Goals: Increase the acres of restored habitat and spawning or population counts for threatened species. In order to achieve these goals, the District will complete population surveys for strategy species and assist landowners with implementing practices aimed at restoring habitat for these species.
Overview: Our daily lives depend on the use of energy. We rely on energy for heating, transportation, lighting, manufacturing, communication, and food production. Almost 72% of electricity in the United States is generated from nonrenewable sources, which are primarily fossil fuels. Fossil fuels release greenhouse gases into the atmosphere, contributing to the “greenhouse effect.” An increase in greenhouse gas pollution from human activities is a serious threat to humans and natural resources. This increase can lead to water shortages, crop failures and loss of wildlife habitat. All of these threats can negatively impact the economy.
Goals: Increase the number of site by site energy audits, the number of conservation practices implemented, the acres of afforestation, and the number of farms adopting the new conservation system guide (CSG) for Energy Conservation and Greenhouse Gas Reduction. In order to achieve these goals, the District will focus its efforts on conservation planning and implementation on farm types with the greatest potential to conserve energy, sequester atmospheric carbon and reduce nitrous oxide emissions.
Overview: Air is one of the most basic human needs, although we might not think about it often. Perhaps we take air for granted because it’s always there, and our bodies use it all the time without our even thinking about it. We don’t really think about air unless it’s a problem made noticeable by odor or negative health effects. Some pollutants we can see, such as dust and smoke. There are many others though that we cannot see or smell. In any case, even if we don’t pay attention to our breathing, we must pay attention to the air we breathe and how it could potentially affect our daily lives.

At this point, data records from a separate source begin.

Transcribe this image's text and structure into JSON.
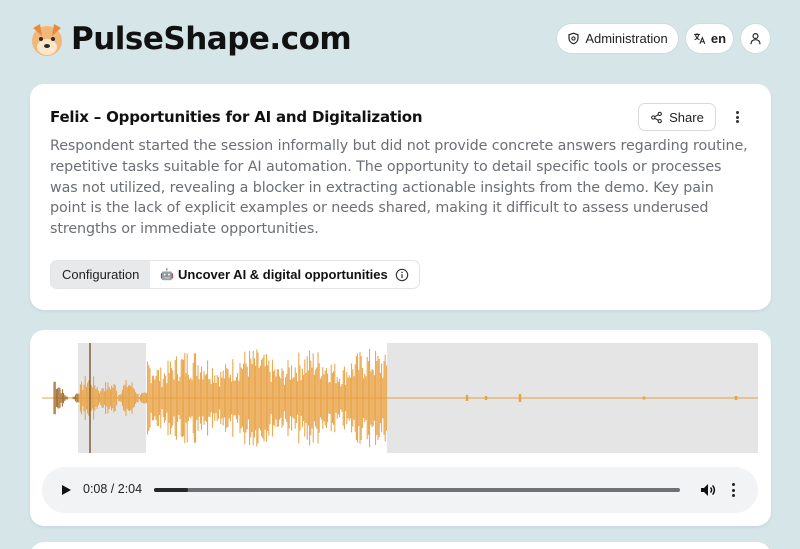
{
  "header": {
    "site_name": "PulseShape.com",
    "admin_label": "Administration",
    "language": "en"
  },
  "summary_card": {
    "title": "Felix – Opportunities for AI and Digitalization",
    "share_label": "Share",
    "summary_text": "Respondent started the session informally but did not provide concrete answers regarding routine, repetitive tasks suitable for AI automation. The opportunity to detail specific tools or processes was not utilized, revealing a blocker in extracting actionable insights from the demo. Key pain point is the lack of explicit examples or needs shared, making it difficult to assess underused strengths or immediate opportunities.",
    "config_label": "Configuration",
    "config_value": "Uncover AI & digital opportunities",
    "config_icon": "robot-icon"
  },
  "audio": {
    "current_time": "0:08",
    "duration": "2:04",
    "time_display": "0:08 / 2:04",
    "progress_fraction": 0.065,
    "waveform_color": "#e8a040",
    "played_color": "#a06a28",
    "playhead_fraction": 0.065
  },
  "colors": {
    "background": "#d6e6e8",
    "card": "#ffffff",
    "accent": "#e8a040"
  }
}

Goals: Increase the number of conservation practices installed to address air quality issues, the number of days the area meets the federal air quality standard and the days that Mount Hood is visible. In order to achieve these goals, the District will include an air quality plan as a required component in all conservation plans and will recruit landowners to sign up for plans.
Overview: Conservation education is important to teach people of all ages, in both rural and urban areas, to appreciate the country’s natural resources and learn to conserve those resources for future generations. Through conservation education, people develop the skills necessary to understand the complexities of natural resource problems. Conservation education also encourages people to take steps to conserve natural resources and use them responsibly.
Goals: Increase the number of people and audiences contacted, the number of people served, and the number of education materials developed and distributed. In order to achieve these goals, the District will expand the current outreach program to address the education needs and strategies for each of the seven identified natural resource concerns.
Overview: Imagining a world without agriculture is difficult. Farmers supply the food we eat and contribute to many products we use daily. The number of products everyone uses made from corn alone is amazing. The land farmers use to grow products is under constant pressure to be converted to residential or commercial uses. Once this land is converted to non-farm use, it will likely never return to farm production again. The loss of farmland is an extremely important issue globally, but at the local level as well — one the District feels strongly about.
Goals: Maintain the agriculture industry in Washington County to be as strong as or stronger than it was in 2010. In order to achieve these goals, the District will communicate to the urban population about agriculture life and the importance of maintaining a “critical mass” of farm land in the county.